[Dataset extract]:
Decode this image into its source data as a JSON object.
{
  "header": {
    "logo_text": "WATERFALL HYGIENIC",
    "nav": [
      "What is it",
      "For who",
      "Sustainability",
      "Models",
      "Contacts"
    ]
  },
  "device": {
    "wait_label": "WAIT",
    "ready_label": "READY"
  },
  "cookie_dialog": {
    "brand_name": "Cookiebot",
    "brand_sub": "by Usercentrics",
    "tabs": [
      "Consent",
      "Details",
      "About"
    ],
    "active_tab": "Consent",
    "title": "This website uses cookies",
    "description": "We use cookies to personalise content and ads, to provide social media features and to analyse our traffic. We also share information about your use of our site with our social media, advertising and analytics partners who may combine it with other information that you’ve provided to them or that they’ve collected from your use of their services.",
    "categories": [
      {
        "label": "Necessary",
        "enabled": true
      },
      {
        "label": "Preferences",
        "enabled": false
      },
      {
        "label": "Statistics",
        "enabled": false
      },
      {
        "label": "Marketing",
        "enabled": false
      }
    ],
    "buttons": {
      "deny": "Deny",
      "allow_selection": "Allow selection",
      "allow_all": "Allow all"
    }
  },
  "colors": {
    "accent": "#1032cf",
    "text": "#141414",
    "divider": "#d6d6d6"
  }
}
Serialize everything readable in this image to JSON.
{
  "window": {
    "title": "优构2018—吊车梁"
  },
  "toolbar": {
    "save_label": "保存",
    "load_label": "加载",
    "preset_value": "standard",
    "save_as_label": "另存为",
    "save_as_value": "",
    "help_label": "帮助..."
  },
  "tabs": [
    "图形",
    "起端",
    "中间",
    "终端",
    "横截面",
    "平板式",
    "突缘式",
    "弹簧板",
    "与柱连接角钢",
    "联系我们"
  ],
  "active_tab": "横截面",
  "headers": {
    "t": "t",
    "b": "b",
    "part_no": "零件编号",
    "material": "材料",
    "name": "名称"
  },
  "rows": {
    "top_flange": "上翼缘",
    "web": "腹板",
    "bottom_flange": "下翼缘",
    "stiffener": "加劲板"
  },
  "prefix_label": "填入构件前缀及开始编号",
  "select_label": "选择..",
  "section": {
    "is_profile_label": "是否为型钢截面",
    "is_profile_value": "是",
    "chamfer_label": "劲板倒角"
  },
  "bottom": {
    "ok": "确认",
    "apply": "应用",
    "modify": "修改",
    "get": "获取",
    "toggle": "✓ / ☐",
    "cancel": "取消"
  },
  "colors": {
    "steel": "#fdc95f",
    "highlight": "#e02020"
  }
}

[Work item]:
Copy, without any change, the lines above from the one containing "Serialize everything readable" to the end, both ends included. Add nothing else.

[Written answer]:
Serialize everything readable in this image to JSON.
{
  "window": {
    "title": "优构2018—吊车梁"
  },
  "toolbar": {
    "save_label": "保存",
    "load_label": "加载",
    "preset_value": "standard",
    "save_as_label": "另存为",
    "save_as_value": "",
    "help_label": "帮助..."
  },
  "tabs": [
    "图形",
    "起端",
    "中间",
    "终端",
    "横截面",
    "平板式",
    "突缘式",
    "弹簧板",
    "与柱连接角钢",
    "联系我们"
  ],
  "active_tab": "横截面",
  "headers": {
    "t": "t",
    "b": "b",
    "part_no": "零件编号",
    "material": "材料",
    "name": "名称"
  },
  "rows": {
    "top_flange": "上翼缘",
    "web": "腹板",
    "bottom_flange": "下翼缘",
    "stiffener": "加劲板"
  },
  "prefix_label": "填入构件前缀及开始编号",
  "select_label": "选择..",
  "section": {
    "is_profile_label": "是否为型钢截面",
    "is_profile_value": "是",
    "chamfer_label": "劲板倒角"
  },
  "bottom": {
    "ok": "确认",
    "apply": "应用",
    "modify": "修改",
    "get": "获取",
    "toggle": "✓ / ☐",
    "cancel": "取消"
  },
  "colors": {
    "steel": "#fdc95f",
    "highlight": "#e02020"
  }
}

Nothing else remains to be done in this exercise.